What’s the problem?

Councils are mowing verges in their care too early, too often and leaving the cuttings to lie. A Plantlife survey revealed that more than 75% of the councils we contacted cut their verges multiple times over the spring and summer, with not one of them collecting cuttings as part of their routine management.

What’s the result?

Flowers are being cut before they can set seed and then smothered by the cuttings which, as they rot down, add nutrients to the soil - just like applying compost to the garden. Unfortunately, most wild flowers thrive on poor soil. Only species like nettles, docks and coarse grasses benefit from this type of management.

Why does this matter?

  • Today, there is about 3 times more grassland on our road verges than there is left in the countryside. This means that they are becoming a vital last refuge for our wildflowers of meadow and old pasture.
  • With the loss of our natural meadows, so the wildflowers on road verges play a vital role as a food source for pollinators; six species of bumblebee have declined by 80% in the last 50 years, with 71% of butterflies also on the decline.
  • If flowers are left to set seed, this is not only good for their survival but also provides a valuable food source for birds and small mammals. A healthy road verge is a vital wildlife corridor in an intensively managed landscape.

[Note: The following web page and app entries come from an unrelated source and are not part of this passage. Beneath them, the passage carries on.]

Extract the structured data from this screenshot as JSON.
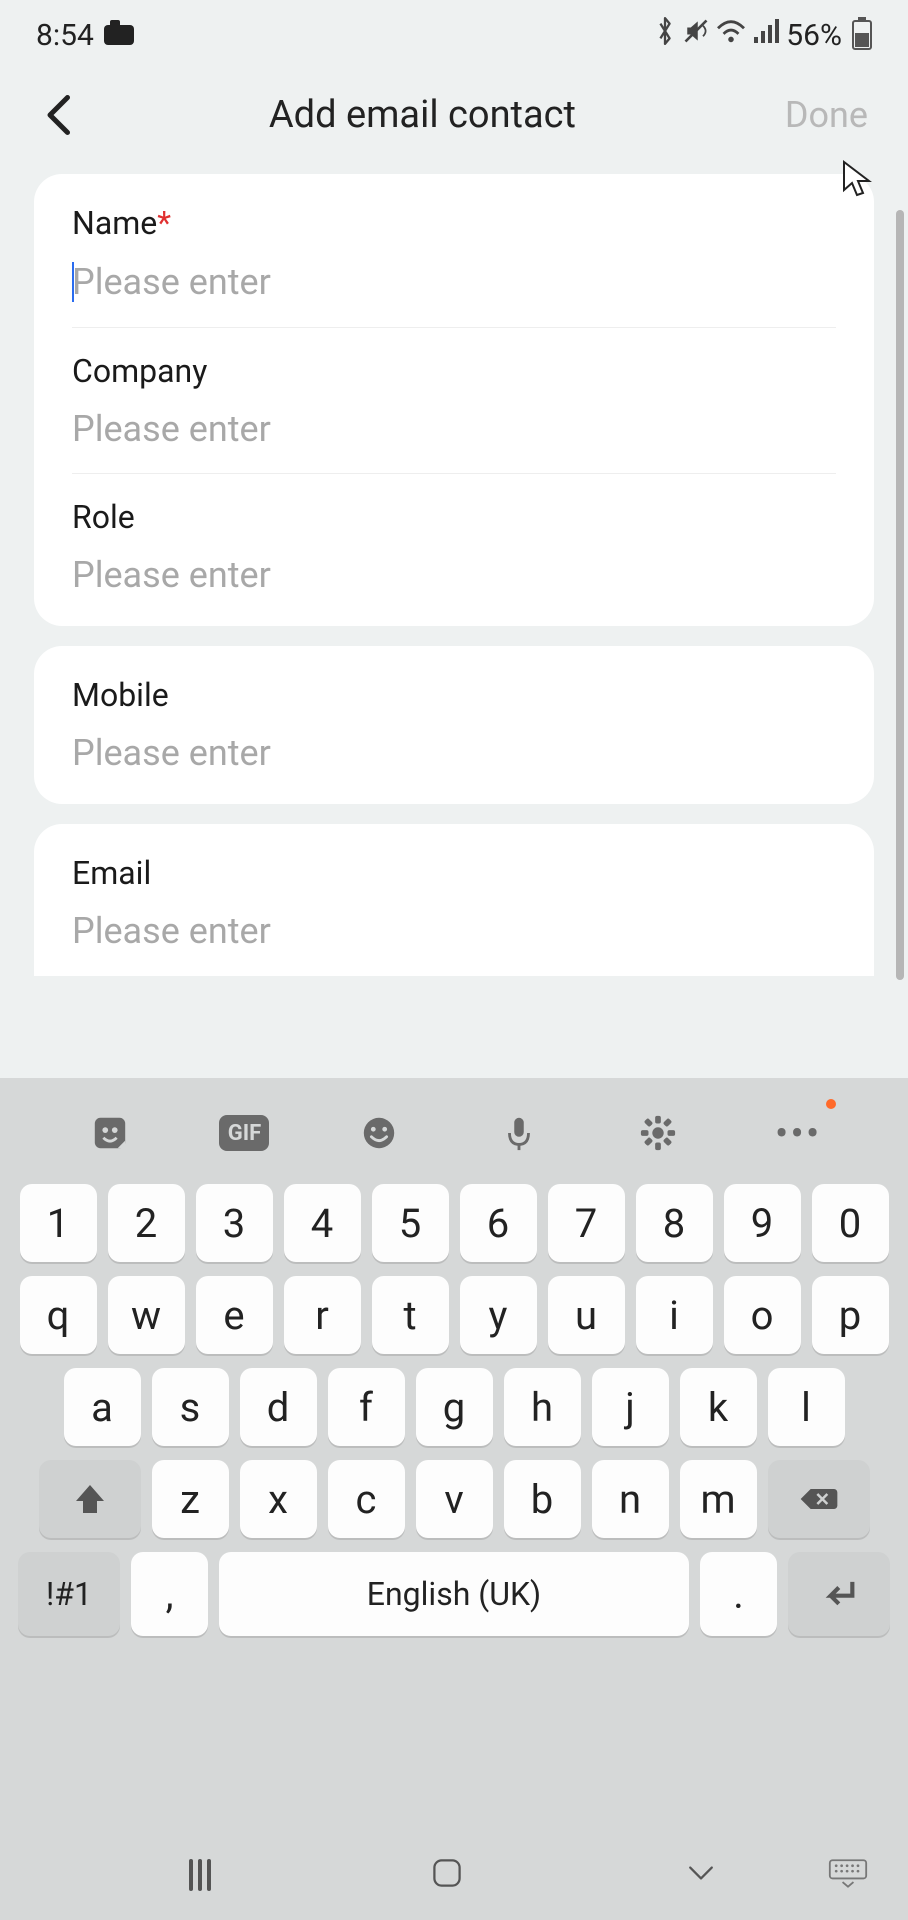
{
  "status": {
    "time": "8:54",
    "battery_pct": "56%"
  },
  "header": {
    "title": "Add email contact",
    "done": "Done"
  },
  "fields": {
    "name": {
      "label": "Name",
      "required": true,
      "placeholder": "Please enter",
      "value": ""
    },
    "company": {
      "label": "Company",
      "required": false,
      "placeholder": "Please enter",
      "value": ""
    },
    "role": {
      "label": "Role",
      "required": false,
      "placeholder": "Please enter",
      "value": ""
    },
    "mobile": {
      "label": "Mobile",
      "required": false,
      "placeholder": "Please enter",
      "value": ""
    },
    "email": {
      "label": "Email",
      "required": false,
      "placeholder": "Please enter",
      "value": ""
    }
  },
  "keyboard": {
    "toolbar_gif": "GIF",
    "row_num": [
      "1",
      "2",
      "3",
      "4",
      "5",
      "6",
      "7",
      "8",
      "9",
      "0"
    ],
    "row_q": [
      "q",
      "w",
      "e",
      "r",
      "t",
      "y",
      "u",
      "i",
      "o",
      "p"
    ],
    "row_a": [
      "a",
      "s",
      "d",
      "f",
      "g",
      "h",
      "j",
      "k",
      "l"
    ],
    "row_z": [
      "z",
      "x",
      "c",
      "v",
      "b",
      "n",
      "m"
    ],
    "sym": "!#1",
    "comma": ",",
    "space": "English (UK)",
    "period": "."
  }
}
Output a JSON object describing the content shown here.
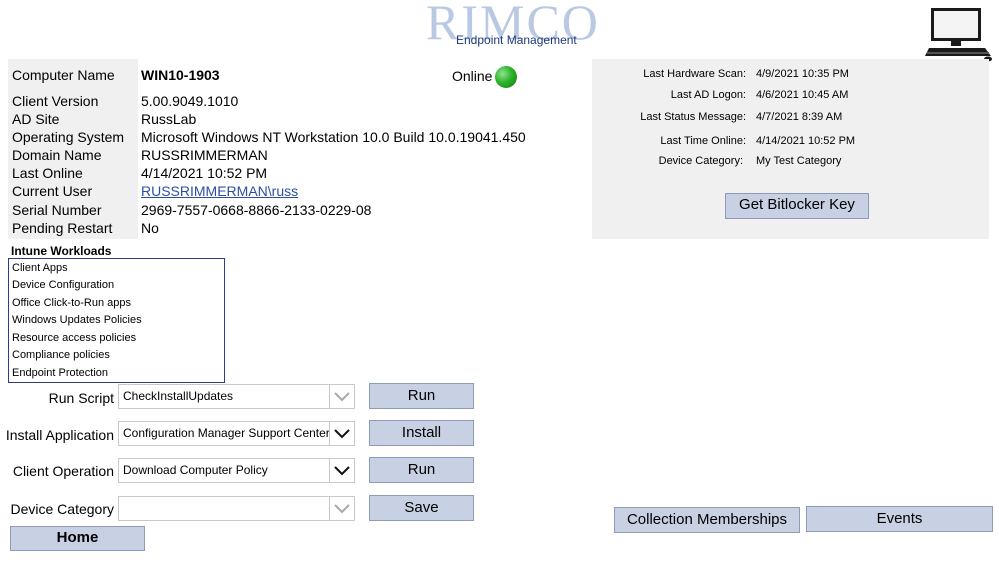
{
  "header": {
    "logo_word": "RIMCO",
    "logo_sub": "Endpoint Management"
  },
  "computer_info": {
    "rows": [
      {
        "label": "Computer Name",
        "value": "WIN10-1903"
      },
      {
        "label": "Client Version",
        "value": "5.00.9049.1010"
      },
      {
        "label": "AD Site",
        "value": "RussLab"
      },
      {
        "label": "Operating System",
        "value": "Microsoft Windows NT Workstation 10.0 Build 10.0.19041.450"
      },
      {
        "label": "Domain Name",
        "value": "RUSSRIMMERMAN"
      },
      {
        "label": "Last Online",
        "value": "4/14/2021 10:52 PM"
      },
      {
        "label": "Current User",
        "value": "RUSSRIMMERMAN\\russ"
      },
      {
        "label": "Serial Number",
        "value": "2969-7557-0668-8866-2133-0229-08"
      },
      {
        "label": "Pending Restart",
        "value": "No"
      }
    ],
    "status_text": "Online",
    "status_color": "#2bb32b"
  },
  "status_panel": {
    "rows": [
      {
        "label": "Last Hardware Scan:",
        "value": "4/9/2021 10:35 PM"
      },
      {
        "label": "Last AD Logon:",
        "value": "4/6/2021 10:45 AM"
      },
      {
        "label": "Last Status Message:",
        "value": "4/7/2021 8:39 AM"
      },
      {
        "label": "Last Time Online:",
        "value": "4/14/2021 10:52 PM"
      },
      {
        "label": "Device Category:",
        "value": "My Test Category"
      }
    ],
    "bitlocker_button": "Get Bitlocker Key"
  },
  "workloads": {
    "title": "Intune Workloads",
    "items": [
      "Client Apps",
      "Device Configuration",
      "Office Click-to-Run apps",
      "Windows Updates Policies",
      "Resource access policies",
      "Compliance policies",
      "Endpoint Protection"
    ]
  },
  "actions": {
    "run_script": {
      "label": "Run Script",
      "value": "CheckInstallUpdates",
      "button": "Run"
    },
    "install_app": {
      "label": "Install Application",
      "value": "Configuration Manager Support Center",
      "button": "Install"
    },
    "client_op": {
      "label": "Client Operation",
      "value": "Download Computer Policy",
      "button": "Run"
    },
    "device_cat": {
      "label": "Device Category",
      "value": "",
      "button": "Save"
    }
  },
  "footer": {
    "home": "Home",
    "collections": "Collection Memberships",
    "events": "Events"
  },
  "colors": {
    "panel_gray": "#f0f0f0",
    "button_fill": "#c8d1e3",
    "workload_border": "#2e3a8a",
    "link": "#2b4fa8"
  },
  "icons": [
    "computer-icon",
    "status-online-icon",
    "chevron-down-icon"
  ]
}
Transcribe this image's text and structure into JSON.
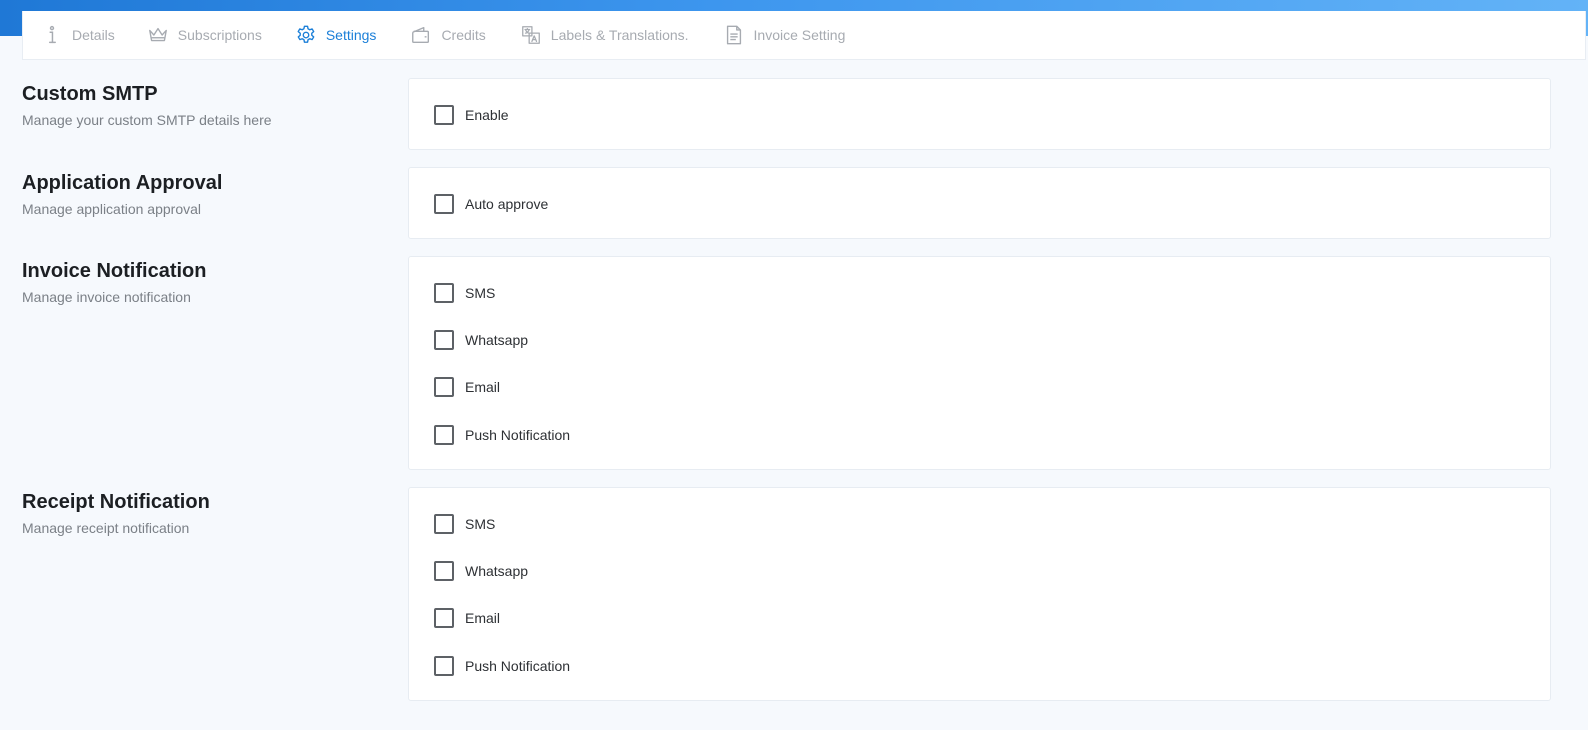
{
  "tabs": [
    {
      "label": "Details",
      "icon": "info-icon",
      "active": false
    },
    {
      "label": "Subscriptions",
      "icon": "crown-icon",
      "active": false
    },
    {
      "label": "Settings",
      "icon": "gear-icon",
      "active": true
    },
    {
      "label": "Credits",
      "icon": "wallet-icon",
      "active": false
    },
    {
      "label": "Labels & Translations.",
      "icon": "translate-icon",
      "active": false
    },
    {
      "label": "Invoice Setting",
      "icon": "document-icon",
      "active": false
    }
  ],
  "sections": {
    "smtp": {
      "title": "Custom SMTP",
      "desc": "Manage your custom SMTP details here",
      "options": [
        {
          "label": "Enable",
          "checked": false
        }
      ]
    },
    "approval": {
      "title": "Application Approval",
      "desc": "Manage application approval",
      "options": [
        {
          "label": "Auto approve",
          "checked": false
        }
      ]
    },
    "invoice": {
      "title": "Invoice Notification",
      "desc": "Manage invoice notification",
      "options": [
        {
          "label": "SMS",
          "checked": false
        },
        {
          "label": "Whatsapp",
          "checked": false
        },
        {
          "label": "Email",
          "checked": false
        },
        {
          "label": "Push Notification",
          "checked": false
        }
      ]
    },
    "receipt": {
      "title": "Receipt Notification",
      "desc": "Manage receipt notification",
      "options": [
        {
          "label": "SMS",
          "checked": false
        },
        {
          "label": "Whatsapp",
          "checked": false
        },
        {
          "label": "Email",
          "checked": false
        },
        {
          "label": "Push Notification",
          "checked": false
        }
      ]
    }
  },
  "colors": {
    "accent": "#1b7fd8",
    "inactive_tab": "#a7abb1",
    "background": "#f6f9fd"
  }
}
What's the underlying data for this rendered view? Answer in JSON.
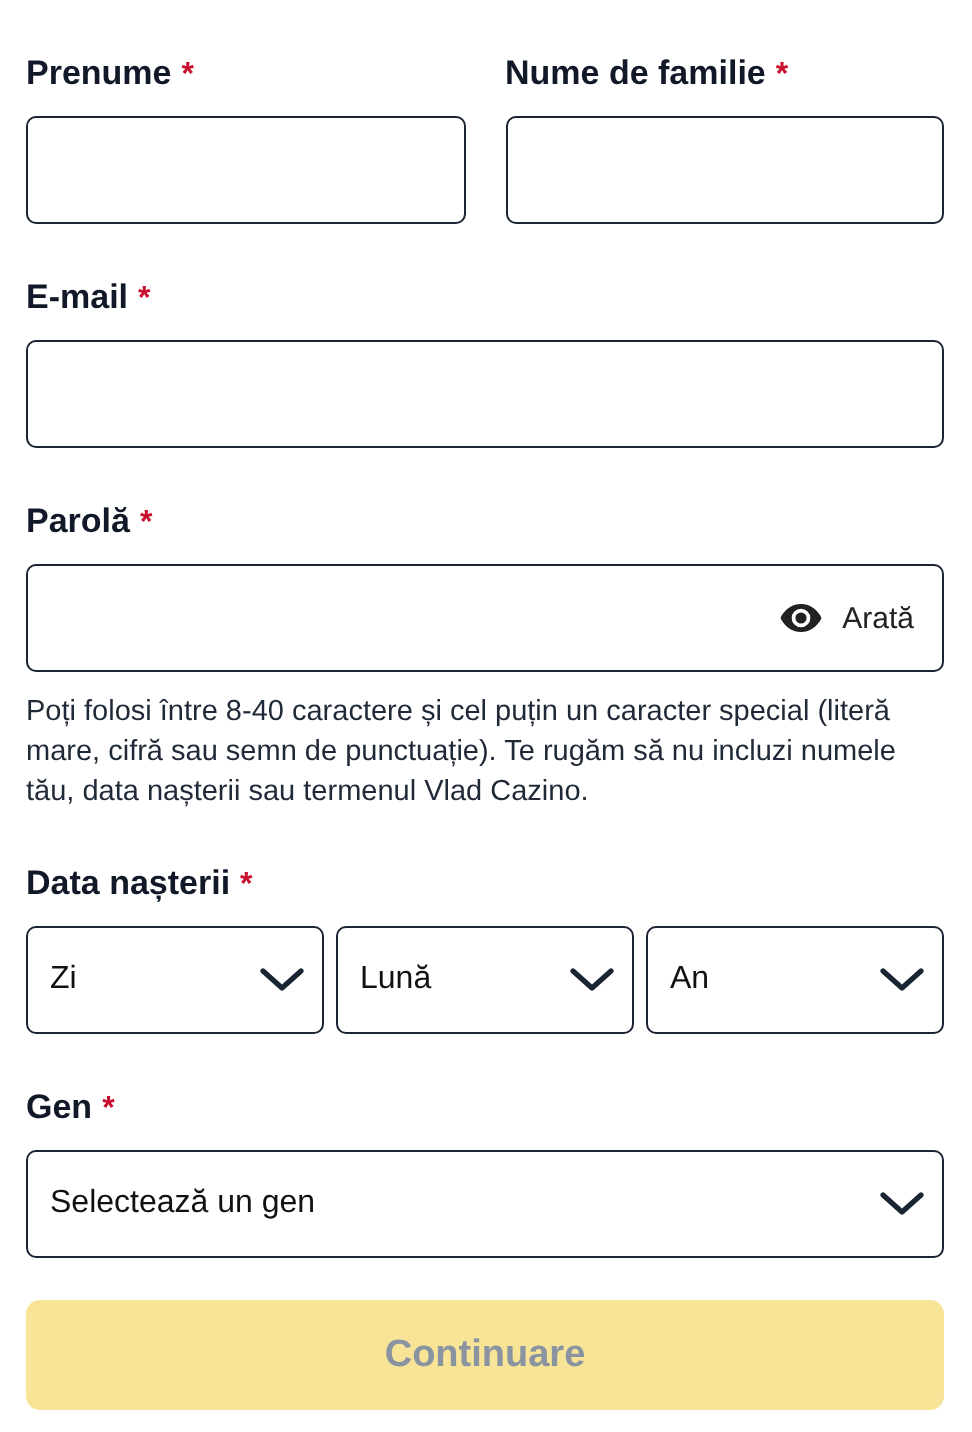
{
  "first_name": {
    "label": "Prenume",
    "required_mark": "*"
  },
  "last_name": {
    "label": "Nume de familie",
    "required_mark": "*"
  },
  "email": {
    "label": "E-mail",
    "required_mark": "*"
  },
  "password": {
    "label": "Parolă",
    "required_mark": "*",
    "toggle": "Arată"
  },
  "password_hint": "Poți folosi între 8-40 caractere și cel puțin un caracter special (literă mare, cifră sau semn de punctuație). Te rugăm să nu incluzi numele tău, data nașterii sau termenul Vlad Cazino.",
  "birth_date": {
    "label": "Data nașterii",
    "required_mark": "*",
    "selects": [
      {
        "placeholder": "Zi"
      },
      {
        "placeholder": "Lună"
      },
      {
        "placeholder": "An"
      }
    ]
  },
  "gender": {
    "label": "Gen",
    "required_mark": "*",
    "placeholder": "Selectează un gen"
  },
  "continue_button": {
    "label": "Continuare",
    "disabled": true
  }
}
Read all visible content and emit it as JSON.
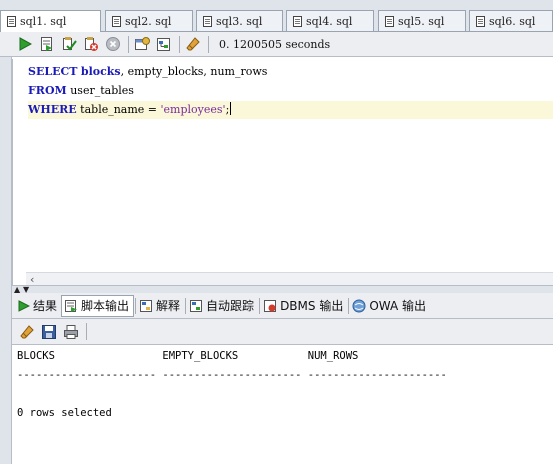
{
  "editor_tabs": [
    {
      "label": "sql1. sql",
      "active": true
    },
    {
      "label": "sql2. sql",
      "active": false
    },
    {
      "label": "sql3. sql",
      "active": false
    },
    {
      "label": "sql4. sql",
      "active": false
    },
    {
      "label": "sql5. sql",
      "active": false
    },
    {
      "label": "sql6. sql",
      "active": false
    }
  ],
  "toolbar": {
    "execution_time": "0. 1200505 seconds",
    "icons": [
      "run-statement-icon",
      "run-script-icon",
      "commit-icon",
      "rollback-icon",
      "cancel-icon",
      "sql-history-icon",
      "explain-plan-icon",
      "clear-icon"
    ]
  },
  "editor": {
    "line1": {
      "kw": "SELECT",
      "kw2": "blocks",
      "rest": ", empty_blocks, num_rows"
    },
    "line2": {
      "kw": "FROM",
      "rest": " user_tables"
    },
    "line3": {
      "kw": "WHERE",
      "rest": " table_name = ",
      "str": "'employees'",
      "end": ";"
    }
  },
  "output_tabs": [
    {
      "label": "结果",
      "icon": "run-icon",
      "active": false
    },
    {
      "label": "脚本输出",
      "icon": "script-output-icon",
      "active": true
    },
    {
      "label": "解释",
      "icon": "explain-icon",
      "active": false
    },
    {
      "label": "自动跟踪",
      "icon": "autotrace-icon",
      "active": false
    },
    {
      "label": "DBMS 输出",
      "icon": "dbms-output-icon",
      "active": false
    },
    {
      "label": "OWA 输出",
      "icon": "owa-output-icon",
      "active": false
    }
  ],
  "output_toolbar": {
    "icons": [
      "eraser-icon",
      "save-icon",
      "print-icon"
    ]
  },
  "script_output": {
    "header": "BLOCKS                 EMPTY_BLOCKS           NUM_ROWS",
    "separator": "---------------------- ---------------------- ----------------------",
    "blank": "",
    "result": "0 rows selected"
  },
  "colors": {
    "keyword": "#1a1ab8",
    "string": "#7a2a9a",
    "current_line": "#fbf8d9"
  }
}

The solution? Cut less, cut later

We need to manage these ribbons of grassland just like we do our historic hay meadows, with one cut at the end of the summer and the cuttings collected.

Have your say

Tell us about the verges in your area on our Road Verge Campaign website. Rate your council, send a photo for our gallery, sign our petition, send a letter of protest and more! Just click on the link below:

To find out more about the campaign, hear what our celebrity supporters think, or talk to an expert, please contact: Justina Simpson on 07833 700 177 or